I find that I really, really enjoy Susan Mallery's women's fiction work much better than I do her romance novels. There is something about how untidy she lets things get in these books that really appeal to me. And they aren't sweet. I am not a fan of sweet.
This was a great story. Jenna is a newly divorced, highly demoralized chef who has returned to her place where she grew up near Dallas to lick her wounds. Her husband was a loser who constantly belittled her cooking, while simultaneously stealing her ideas, and cheated on her.
But now she is home and has impulsively opened a cooking supplies store. With no business plan, and no real idea of what she wants to accomplish the store kinda fizzles at first. But her new hire, Violet, a funky chick with a mysterious past and grand ideas, helps Jenna remake the store into a great success.
However more changes have come Jenna's way. She was adopted as a baby and has a great, loving relationship with her adoptive parents. So when her biological parents show up out the blue, Jenna is not sure she can cope with all the changes, and that includes the new man in her life. Meanwhile, Violet, a self described loser magnet has just met a guy whom she feels just might be a keeper.
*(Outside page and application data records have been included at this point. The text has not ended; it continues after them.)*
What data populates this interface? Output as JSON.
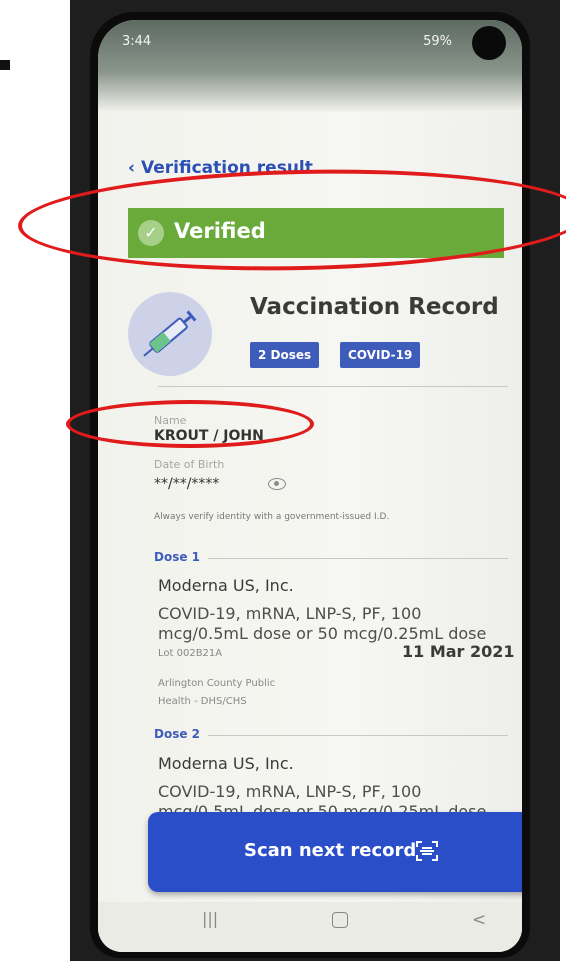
{
  "status_bar": {
    "time": "3:44",
    "battery": "59%"
  },
  "header": {
    "back_label": "Verification result"
  },
  "result": {
    "status": "Verified"
  },
  "record": {
    "title": "Vaccination Record",
    "badges": [
      "2 Doses",
      "COVID-19"
    ]
  },
  "person": {
    "name_label": "Name",
    "name": "KROUT / JOHN",
    "dob_label": "Date of Birth",
    "dob": "**/**/****",
    "notice": "Always verify identity with a government-issued I.D."
  },
  "doses": [
    {
      "header": "Dose 1",
      "manufacturer": "Moderna US, Inc.",
      "description": "COVID-19, mRNA, LNP-S, PF, 100 mcg/0.5mL dose or 50 mcg/0.25mL dose",
      "lot": "Lot 002B21A",
      "date": "11 Mar 2021",
      "location": "Arlington County Public Health - DHS/CHS"
    },
    {
      "header": "Dose 2",
      "manufacturer": "Moderna US, Inc.",
      "description": "COVID-19, mRNA, LNP-S, PF, 100 mcg/0.5mL dose or 50 mcg/0.25mL dose"
    }
  ],
  "actions": {
    "scan_label": "Scan next record"
  }
}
This book was compulsively readable. It has all the great hallmarks of a well done prime-time soap without any unnecessary melodrama. There were multiple storylines but nothing felt rushed or over-done. There were so many places where the story could have veered into been-there/done-that territory, Mallery didn't allow it to happen. I loved how even keeled and practical Jenna's adoptive mother Beth was. And while her natural parents, Serenity and Tom sometime got perilously close to a vegan-earth-parent-crunchiness cliche, they never went over the line. There was always a depth to the characters that made them feel 3-dimensional. And there were so many fun and memorable characters who made their place in the story the book at times had the feel of a sprawling yet cohesive tale.
I enjoyed the b-plot with Violet a lot. Jenna's story was light, a bit humorous and deftly told. Violet's story went a bit darker and counter-balanced Jenna's plot-line well. The two women were opposite in so many ways and yet complemented each other.
I think romance purists would not be 100% sold on the story as romance is not the focus of the narrative. This is straight out women's fiction with a strong romantic element. Both Jenna and Violet have a romance arc that ends, if not with an explicit HEA, with at least a strong certainty that both women will go off into the sunset with her guy.